In September 2016, Austin updated its energy code to the 2015 IECC with local amendments. This iteration of the national model code includes an Energy Rating Index (ERI) compliance path, where homes can meet code by hitting a target HERS score. After ensuring efficiency in the building envelope, many builders choose to add solar panels to their homes, further cutting emissions and reducing homeowners’ utility bills. In the summer of 2015, the city council gave final approval to Austin’s Community Climate Plan, which set the ambitious but attainable goal of reaching community-wide net zero greenhouse gas emissions by 2050. Several stakeholders – including the Office of Sustainability and Austin Energy – have identified energy-related emissions as the leading emissions source and are calculating the best way to reach the interim reduction goal in 2020. One of their key strategies: Increasing the deployment of renewables, including solar.
Austin is the fastest-growing metro area in Texas – how many homes and businesses in the area could benefit from integrating solar into their designs? How many tons of greenhouse gas emissions could be averted between now and 2050 through the widespread deployment of renewable energy technologies?
Preaching to the choir
Many Austinites don’t need to be convinced of solar’s benefits because they’ve already witnessed them firsthand. Solar Austin, a nonprofit organization and a chapter of the Texas Solar Energy Society, has published a series of success story videos to highlight the positive impacts of going solar.
“I don’t know how to pump gas anymore,” a homeowner jokes in one video. “And that’s fine.” She and her husband, who live in West Austin with their children, use the energy generated by their rooftop solar panels to power their appliances and also to charge their electric car. The couple estimates that they’ve cut their electricity costs in half. Although Texas’s current state-level net metering policy leaves much to be desired, utilities in Austin and other major cities have forged ahead. Austin Energy, for example, charges its customers the normal residential rate per kilowatt hour but also credits solar production at the current Value of Solar Rate (see graphic below, originally posted by EnergySage).
A perfect opportunity for solar

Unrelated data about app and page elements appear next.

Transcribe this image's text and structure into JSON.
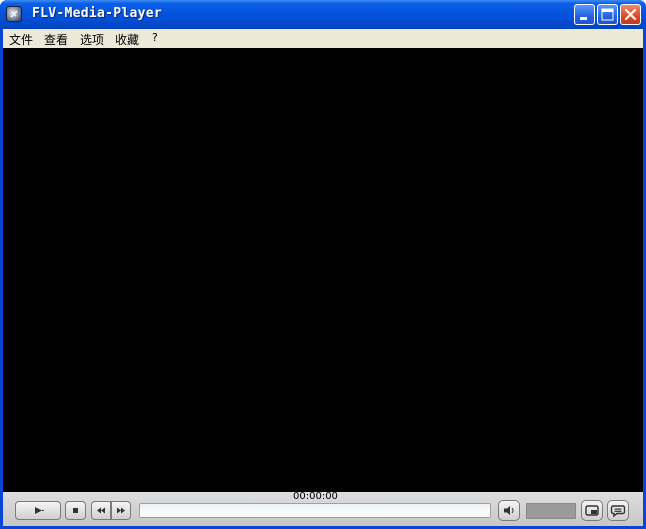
{
  "window": {
    "title": "FLV-Media-Player",
    "icons": {
      "app": "player-app-icon",
      "minimize": "minimize-icon",
      "maximize": "maximize-icon",
      "close": "close-icon"
    }
  },
  "menu": {
    "items": [
      "文件",
      "查看",
      "选项",
      "收藏",
      "?"
    ]
  },
  "player": {
    "time": "00:00:00",
    "progress": 0,
    "icons": {
      "play": "play-icon",
      "stop": "stop-icon",
      "rewind": "rewind-icon",
      "forward": "fast-forward-icon",
      "volume": "speaker-icon",
      "fullscreen": "window-mode-icon",
      "chat": "chat-bubble-icon"
    }
  },
  "colors": {
    "titlebar": "#0553dd",
    "menubar": "#ece9d8",
    "video": "#000000",
    "controls": "#cfcfcf"
  }
}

Austin has a lot working in its favor: modern building energy codes, a city council with a clear vision for an energy efficient future, utilities working to encourage their customers to be early solar adopters, more than 100 solar companies in the greater metro area, and many residents who see the financial and environmental advantages of clean energy. With the addition of this in-depth training for design professionals, BCAP hopes that Austin will continue to provide efficiency inspiration for other Lone Star cities for years to come.